The city of St. Louis chose Pinnacle Entertainment to build a casino (Lumière Place) after extracting promises that the developer would pour an additional $50 million dollars in urban Renaissance development in the city.
Well, it got a profitable casino. But Pinnacle has not delivered on the promised Renaissance development:
In 2004, Pinnacle Entertainment made a deal with the city to invest $50 million in revitalizing the riverfront area within five years of opening its $507 million Lumière Place casino.
A year later, Pinnacle promised a $25 million condo tower on Laclede’s Landing. In 2006, the company announced plans to build stores and additional condos as part of a second phase of Lumière Place, which opened in December 2007.
But the recession hit — and the projects were canceled.
Pinnacle now faces a December deadline. Its only investment outside of its casino complex: the $9.8 million Stamping Lofts project. And even though it is getting full credit for the project, its financial investment was just $2 million.
To recap how these gilded deals play out:
- Pinnacle promises urban Renaissance development if it gets to build a casino first. Pinnacle builds the casino, then does not meet its other promises.
- The St. Louis Cardinals promise a $550 million dollar urban Renaissance development if they can build a new tax-subsidized stadium first. The new ballpark opened in 2006. Six years later, the promised mixed use development is coming soon. After additional tax subsidies, please.
- A series of developers promise to urban Renaissant (we might as well coin a verb for it) with a series of tax credits, incentives, loans, and the city of Springfield’s construction of parking garages. (The saga unfolds here.) Decades after the first attempts at public/private glory, the building remains boarded up at city expense, but the parking garages and their debt and annual maintenance costs are there.
What happens over and over: The private developer gets what it wants and breaks its promises. The iron-clad contracts to which the city thinks it has bound the developer are renegotiated when the developer is going to not meet them to save face for the city, or the developer walks away from the contracts entirely.

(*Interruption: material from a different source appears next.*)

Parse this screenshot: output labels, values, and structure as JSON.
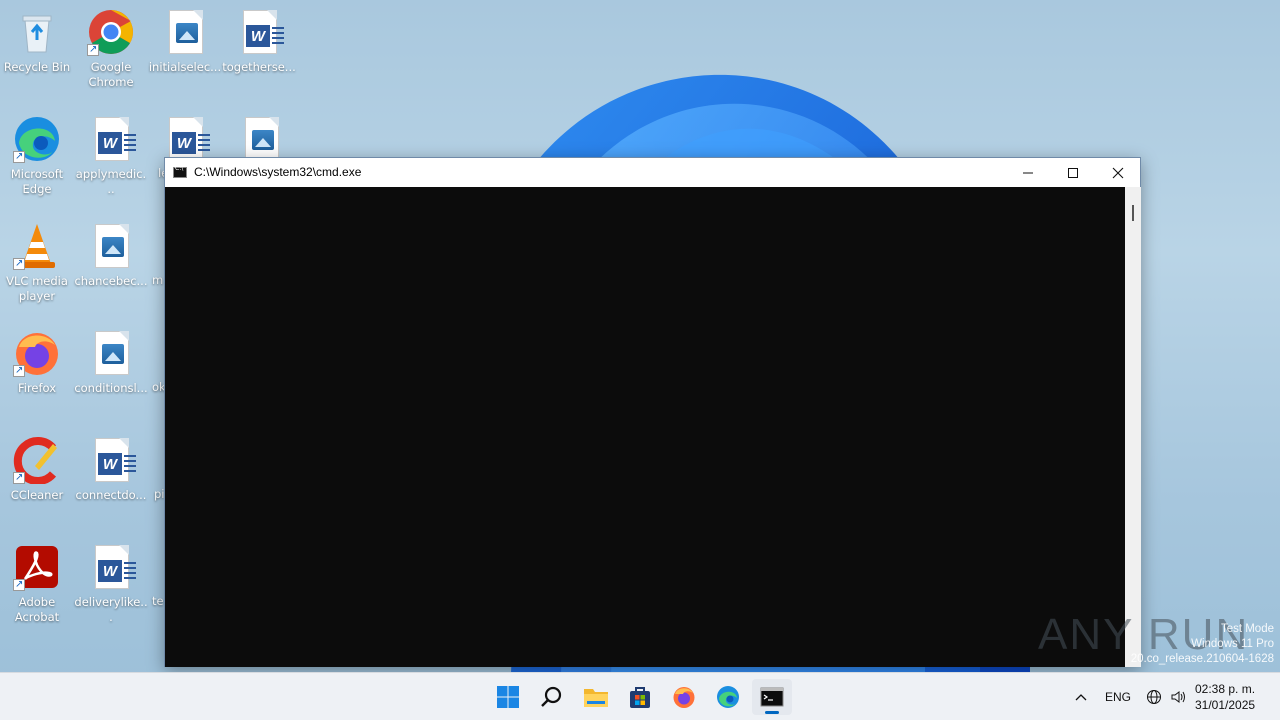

Sadly, the lesson tomorrow’s leaders won’t learn a lesson that these sorts of agreements benefit the private at the expense of the public. The lesson they will learn is to make their iron-clad contracts iron-cladder as they continue the same pattern.